Graham Staines and his two sons were burnt alive in a jeep


Police in eastern India say they have arrested Dara Singh, the man who has been sought as the alleged ring leader in the murder of an Australian missionary and his two young sons.

Graham Staines and his sons, Philip and Timothy, were burnt alive in their jeep at a Christian gathering in the state of Orissa in January 1999, in an act strongly condemned in India and around the world.



Dara Singh has been giving us the slip for over a year
District Magistrate DK Singh
Mr Singh, who had eluded arrest for over a year, was linked to hardline Hindu groups.

However, an enquiry commission later ruled that Mr Singh had worked alone and not on behalf of any Hindu organisation.

Police dragnet

Reports say that Dara Singh was arrested during an overnight raid on a jungle hideout, in a village in Orissa.


Dara Singh Dara Singh: Substantial reward offered for his arrest
"Dara Singh has been giving us the slip for over a year," district magistrate DK Singh told the AFP news agency.

"But we got a tip off...[and] we picked him up at dawn," he said.

Police had put posters all over the state, offering an 800,000 rupees ($18,000) reward for information leading to his capture.

'Forgiven'

Mr Singh's capture has been welcomed by church leaders in India as well as Graham Staines' widow, Gladys.



I have forgiven him ... forgiveness opens up the path of healing
Gladys Staines
Mrs Staines, who has stayed in India with her daughter Esther, released a book last Sunday titled Burnt Alive: The Staines and the God They Loved.

She said she had forgiven Dara Singh in the Christian spirit.

"I have forgiven him ... forgiveness opens up the path of healing," she told an audience in Bombay.

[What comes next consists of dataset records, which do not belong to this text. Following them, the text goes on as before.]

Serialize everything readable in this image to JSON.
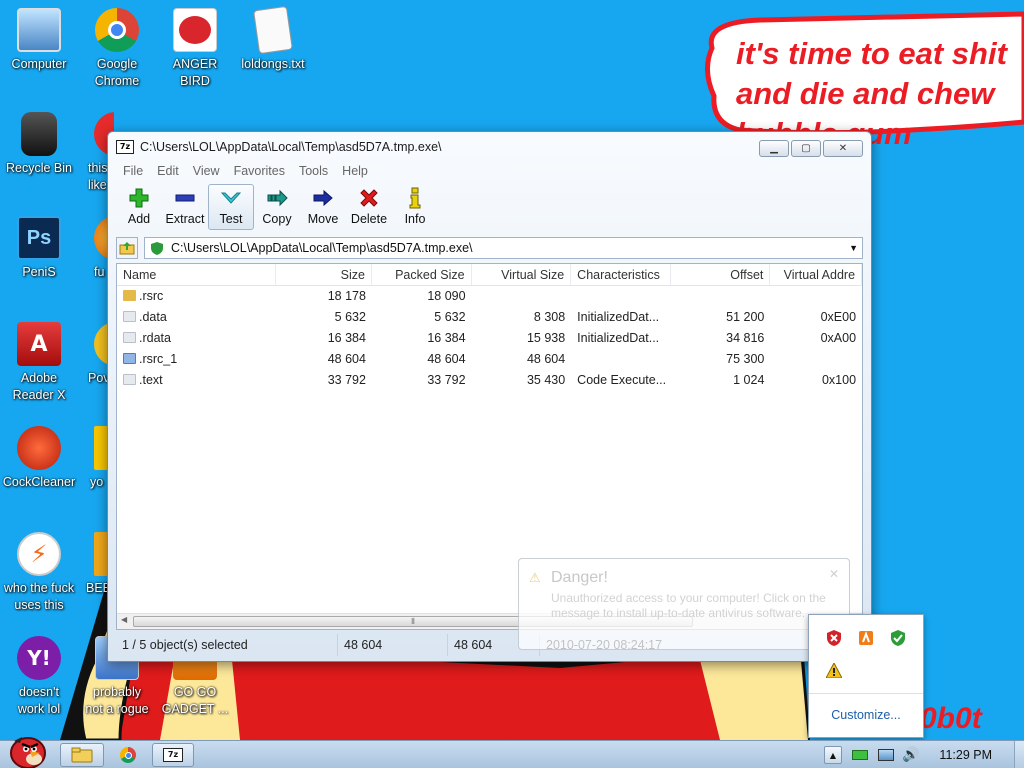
{
  "desktop": {
    "meme_text": "it's time to eat shit\nand die and chew\nbubble gum",
    "corner_text": "0b0t",
    "icons": [
      {
        "label": "Computer"
      },
      {
        "label": "Google\nChrome"
      },
      {
        "label": "ANGER\nBIRD"
      },
      {
        "label": "loldongs.txt"
      },
      {
        "label": "Recycle Bin"
      },
      {
        "label": "this\nlike"
      },
      {
        "label": "PeniS"
      },
      {
        "label": "fu"
      },
      {
        "label": "Adobe\nReader X"
      },
      {
        "label": "Pov"
      },
      {
        "label": "CockCleaner"
      },
      {
        "label": "yo"
      },
      {
        "label": "who the fuck\nuses this"
      },
      {
        "label": "BEE"
      },
      {
        "label": "doesn't\nwork lol"
      },
      {
        "label": "probably\nnot a rogue"
      },
      {
        "label": "GO GO\nGADGET ..."
      }
    ]
  },
  "window": {
    "title": "C:\\Users\\LOL\\AppData\\Local\\Temp\\asd5D7A.tmp.exe\\",
    "app_icon": "7z",
    "menu": [
      "File",
      "Edit",
      "View",
      "Favorites",
      "Tools",
      "Help"
    ],
    "toolbar": [
      {
        "label": "Add",
        "icon": "plus-icon"
      },
      {
        "label": "Extract",
        "icon": "minus-icon"
      },
      {
        "label": "Test",
        "icon": "checkmark-icon"
      },
      {
        "label": "Copy",
        "icon": "copy-arrow-icon"
      },
      {
        "label": "Move",
        "icon": "move-arrow-icon"
      },
      {
        "label": "Delete",
        "icon": "delete-x-icon"
      },
      {
        "label": "Info",
        "icon": "info-icon"
      }
    ],
    "address": "C:\\Users\\LOL\\AppData\\Local\\Temp\\asd5D7A.tmp.exe\\",
    "columns": [
      "Name",
      "Size",
      "Packed Size",
      "Virtual Size",
      "Characteristics",
      "Offset",
      "Virtual Addre"
    ],
    "rows": [
      {
        "name": ".rsrc",
        "size": "18 178",
        "packed": "18 090",
        "virtual": "",
        "chars": "",
        "offset": "",
        "vaddr": ""
      },
      {
        "name": ".data",
        "size": "5 632",
        "packed": "5 632",
        "virtual": "8 308",
        "chars": "InitializedDat...",
        "offset": "51 200",
        "vaddr": "0xE00"
      },
      {
        "name": ".rdata",
        "size": "16 384",
        "packed": "16 384",
        "virtual": "15 938",
        "chars": "InitializedDat...",
        "offset": "34 816",
        "vaddr": "0xA00"
      },
      {
        "name": ".rsrc_1",
        "size": "48 604",
        "packed": "48 604",
        "virtual": "48 604",
        "chars": "",
        "offset": "75 300",
        "vaddr": ""
      },
      {
        "name": ".text",
        "size": "33 792",
        "packed": "33 792",
        "virtual": "35 430",
        "chars": "Code Execute...",
        "offset": "1 024",
        "vaddr": "0x100"
      }
    ],
    "status": {
      "selected": "1 / 5 object(s) selected",
      "size": "48 604",
      "packed": "48 604",
      "date": "2010-07-20 08:24:17"
    }
  },
  "balloon": {
    "title": "Danger!",
    "message": "Unauthorized access to your computer! Click on the message to install up-to-date antivirus software."
  },
  "tray_flyout": {
    "customize": "Customize..."
  },
  "taskbar": {
    "clock": "11:29 PM"
  },
  "colors": {
    "desktop": "#17a7f0",
    "meme_red": "#ec1c24",
    "link_blue": "#1d5fa8"
  }
}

Gladys Staines has chosen to stay in India
The Staines lived in Baripada, in Orissa, where they worked amongst the local tribal community.

The murder was widely condemned and was followed by a spate of other attacks on the minority Christian community in India.

Church leaders alleged the attacks were carried out at the behest of hardline Hindu organisations.

The Hindu hardliners accused Christian missionaries of forcibly converting poor and low-caste Hindus and tribals.

Last September, the US-based Human Rights Watch accused the Indian Government of failing to prevent violence against Christians, and of exploiting sectarian tensions for political ends.

The organisation said attacks against Christians increased "significantly" since the Hindu Nationalist BJP came to power.

Search BBC News Online

Advanced search options
Launch console
BBC RADIO NEWS
BBC ONE TV NEWS
WORLD NEWS SUMMARY
PROGRAMMES GUIDE
South Asia Contents

Country profiles

See also:
23 Jan 99 |  South Asia
Fire mob kills missionary
06 Aug 99 |  South Asia
Hindu groups 'did not kill missionary'
30 Sep 99 |  South Asia
India under fire over Christian rights
24 Sep 99 |  South Asia
Nun 'humiliated' after abduction
06 Sep 99 |  South Asia
Strike over priest killing
26 Jan 99 |  South Asia
Indian president calls for understanding

Internet links:

The BBC is not responsible for the content of external internet sites
Links to other South Asia stories are at the foot of the page.


E-mail this story to a friend

Links to more South Asia stories